Plan Cerdà’s concept of zoning was also introduced into Barcelona’s urban planning. Ildefons Cerdà suggested dividing the area in zones, by separating residential areas from those with industrial and commercial purposes. This type of zoning resulted in a better organisation of the city, and it avoided certain problems that would normally be caused by mixing different activities in a certain zone.
Plan Cerdà, however, also strived to implement residential blocks with mixed use to encourage diversity and vitality within each urban area. It meant that blocks would not only be destined for housing, but would also include small shops, schools and local services.
The combination of functions had a unique effect on the community, making it a lively urban environment that allowed for social interaction between its residents.
Implementation and legacy of Plan Cerdà
Ildefons Cerdà’s urban plan was gradually implemented from the 1860s and onwards. They started executing his plan in the centre of the city and expanded outwards. It transformed the urban landscape completely. In the last few decades, several modernist buildings have been constructed in the streets of Eixample, giving Barcelona its unique architectural identity.

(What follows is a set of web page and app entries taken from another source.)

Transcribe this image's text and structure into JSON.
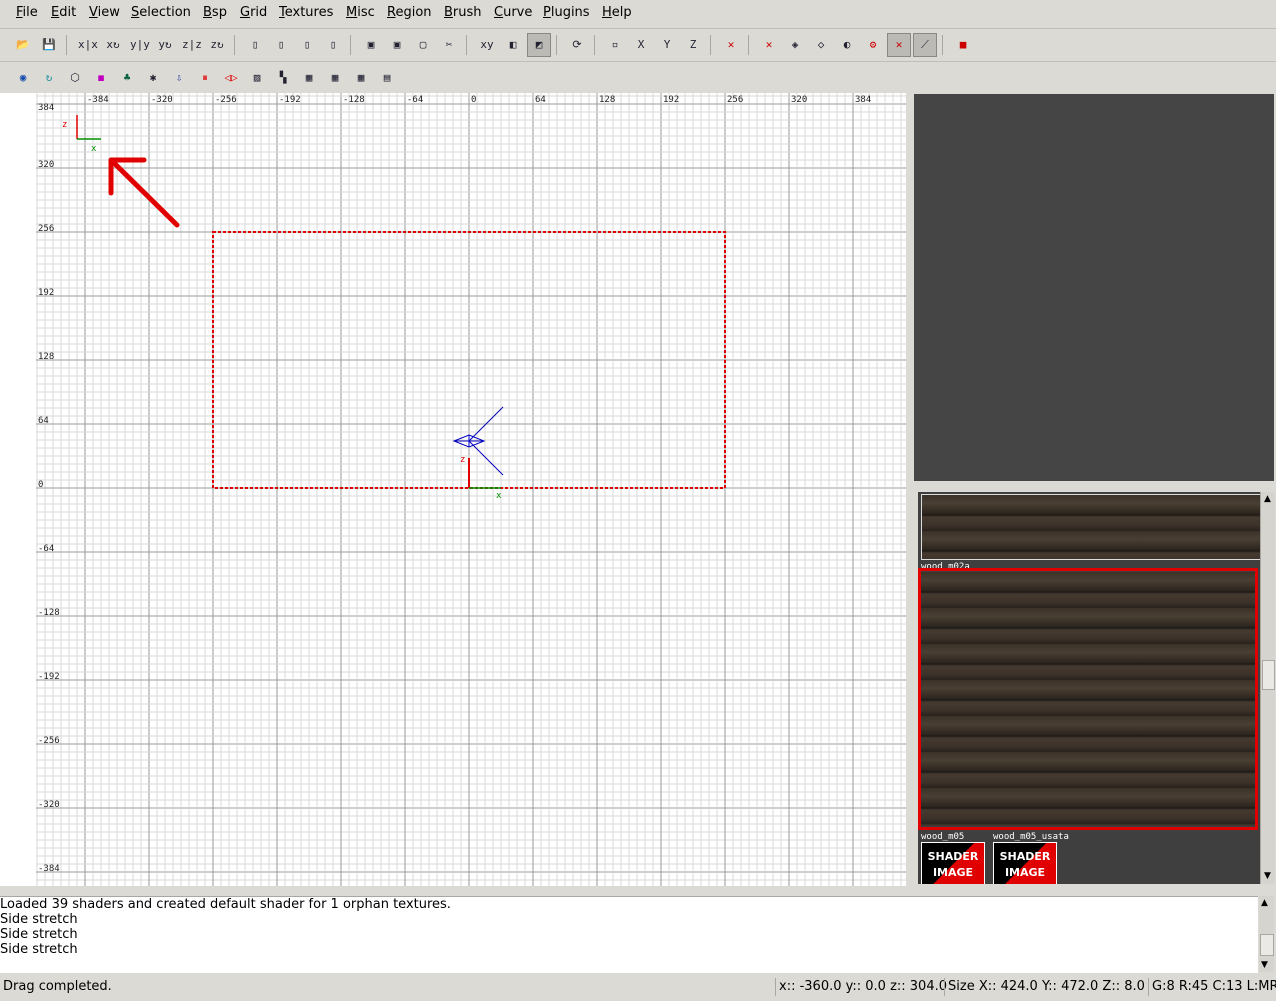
{
  "menu": [
    {
      "key": "F",
      "rest": "ile"
    },
    {
      "key": "E",
      "rest": "dit"
    },
    {
      "key": "V",
      "rest": "iew"
    },
    {
      "key": "S",
      "rest": "election"
    },
    {
      "key": "B",
      "rest": "sp"
    },
    {
      "key": "G",
      "rest": "rid"
    },
    {
      "key": "T",
      "rest": "extures"
    },
    {
      "key": "M",
      "rest": "isc"
    },
    {
      "key": "R",
      "rest": "egion"
    },
    {
      "key": "B",
      "rest": "rush"
    },
    {
      "key": "C",
      "rest": "urve"
    },
    {
      "key": "P",
      "rest": "lugins"
    },
    {
      "key": "H",
      "rest": "elp"
    }
  ],
  "toolbar1": [
    {
      "icon": "open-folder-icon",
      "glyph": "📂"
    },
    {
      "icon": "save-icon",
      "glyph": "💾"
    },
    {
      "icon": "flip-x-icon",
      "glyph": "x|x"
    },
    {
      "icon": "rotate-x-icon",
      "glyph": "x↻"
    },
    {
      "icon": "flip-y-icon",
      "glyph": "y|y"
    },
    {
      "icon": "rotate-y-icon",
      "glyph": "y↻"
    },
    {
      "icon": "flip-z-icon",
      "glyph": "z|z"
    },
    {
      "icon": "rotate-z-icon",
      "glyph": "z↻"
    },
    {
      "icon": "select-complete-tall-icon",
      "glyph": "▯"
    },
    {
      "icon": "select-touching-icon",
      "glyph": "▯"
    },
    {
      "icon": "select-partial-tall-icon",
      "glyph": "▯"
    },
    {
      "icon": "select-inside-icon",
      "glyph": "▯"
    },
    {
      "icon": "csg-subtract-icon",
      "glyph": "▣"
    },
    {
      "icon": "csg-merge-icon",
      "glyph": "▣"
    },
    {
      "icon": "make-hollow-icon",
      "glyph": "▢"
    },
    {
      "icon": "clipper-icon",
      "glyph": "✂"
    },
    {
      "icon": "change-views-icon",
      "glyph": "xy"
    },
    {
      "icon": "texture-view-icon",
      "glyph": "◧"
    },
    {
      "icon": "camera-view-icon",
      "glyph": "◩"
    },
    {
      "icon": "cubic-clip-icon",
      "glyph": "⟳"
    },
    {
      "icon": "view-xy-icon",
      "glyph": "▫"
    },
    {
      "icon": "view-x-icon",
      "glyph": "X"
    },
    {
      "icon": "view-y-icon",
      "glyph": "Y"
    },
    {
      "icon": "view-z-icon",
      "glyph": "Z"
    },
    {
      "icon": "texture-lock-icon",
      "glyph": "✕"
    },
    {
      "icon": "cube-clip-icon",
      "glyph": "✕"
    },
    {
      "icon": "texture-rotate-lock-icon",
      "glyph": "◈"
    },
    {
      "icon": "patch-icon",
      "glyph": "◇"
    },
    {
      "icon": "bend-icon",
      "glyph": "◐"
    },
    {
      "icon": "patch-drill-icon",
      "glyph": "⚙"
    },
    {
      "icon": "vertex-mode-icon",
      "glyph": "✕"
    },
    {
      "icon": "edge-mode-icon",
      "glyph": "⟋"
    },
    {
      "icon": "plugin-icon",
      "glyph": "■"
    }
  ],
  "toolbar2": [
    {
      "icon": "plugin-prefab-icon",
      "glyph": "◉"
    },
    {
      "icon": "plugin-refresh-icon",
      "glyph": "↻"
    },
    {
      "icon": "plugin-hexagon-icon",
      "glyph": "⬡"
    },
    {
      "icon": "plugin-shader-icon",
      "glyph": "◼"
    },
    {
      "icon": "plugin-tree-icon",
      "glyph": "♣"
    },
    {
      "icon": "plugin-bobtoolz-icon",
      "glyph": "✱"
    },
    {
      "icon": "plugin-drop-icon",
      "glyph": "⇩"
    },
    {
      "icon": "plugin-split-red-icon",
      "glyph": "⏸"
    },
    {
      "icon": "plugin-merge-red-icon",
      "glyph": "◁▷"
    },
    {
      "icon": "plugin-caulk-icon",
      "glyph": "▨"
    },
    {
      "icon": "plugin-terrain-icon",
      "glyph": "▚"
    },
    {
      "icon": "plugin-grid1-icon",
      "glyph": "▦"
    },
    {
      "icon": "plugin-grid2-icon",
      "glyph": "▦"
    },
    {
      "icon": "plugin-grid3-icon",
      "glyph": "▦"
    },
    {
      "icon": "plugin-grid4-icon",
      "glyph": "▤"
    }
  ],
  "grid": {
    "top_labels": [
      "-384",
      "-320",
      "-256",
      "-192",
      "-128",
      "-64",
      "0",
      "64",
      "128",
      "192",
      "256",
      "320",
      "384"
    ],
    "left_labels": [
      "384",
      "320",
      "256",
      "192",
      "128",
      "64",
      "0",
      "-64",
      "-128",
      "-192",
      "-256",
      "-320",
      "-384"
    ],
    "axis_v_label": "z",
    "axis_h_label": "x",
    "selection_color": "#e00000",
    "axis_z_color": "#e00000",
    "axis_x_color": "#009000",
    "camera_color": "#0000c0"
  },
  "left_ruler": [
    "384",
    "320",
    "256",
    "192",
    "128",
    "64",
    "0",
    "-64",
    "-128",
    "-192",
    "-256",
    "-320"
  ],
  "texture_browser": {
    "items": [
      {
        "label": "wood_m02a"
      },
      {
        "label": "wood_m05"
      },
      {
        "label": "wood_m05_usata"
      }
    ],
    "shader_text": [
      "SHADER",
      "IMAGE"
    ],
    "selected_color": "#e00000"
  },
  "console": [
    "Loaded 39 shaders and created default shader for 1 orphan textures.",
    "Side stretch",
    "Side stretch",
    "Side stretch"
  ],
  "status": {
    "message": "Drag completed.",
    "position": "x:: -360.0  y:: 0.0  z:: 304.0",
    "size": "Size X:: 424.0  Y:: 472.0  Z:: 8.0",
    "grid": "G:8 R:45 C:13 L:MR"
  }
}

One cannot deny the legacy of Plan Cerdà. The way Eixample was designed has helped define the city of Barcelona itself as a modern, elegant and innovative city.
Related article: Discover the district of Eixample
Today’s Eixample in Barcelona
Nowadays Eixample is still one of Barcelona’s most appealing districts. The streets of Eixample are filled with energy and life, caused by the presence of a variety of shops, restaurants, cafés and entertainment options. Eixample, in addition, is home to many of the city’s main tourist sights, like the Sagrada Familia, Casa Batlló and Casa Milà.
In order to preserve Eixample’s character, efforts to help balance urban development have been underway, and of course these support Cerdà’s legacy. Key focus points are affordable housing and architectural heritage protection. Every action should improve the district’s quality of life and contribute to urban sustainability.
Plan Cerdà and the way Eixample was designed are a clear representation of Barcelona’s urban planning history. What was once a bold project, with its wide avenues, octagonal blocks and areas of mixed use, has now left a lasting impact on the city.
The unique charm and cultural and architectural wealth of Barcelona’s Eixample has resulted in it being a vibrant and essential part of the city, attracting both residents and visitors from all over the world.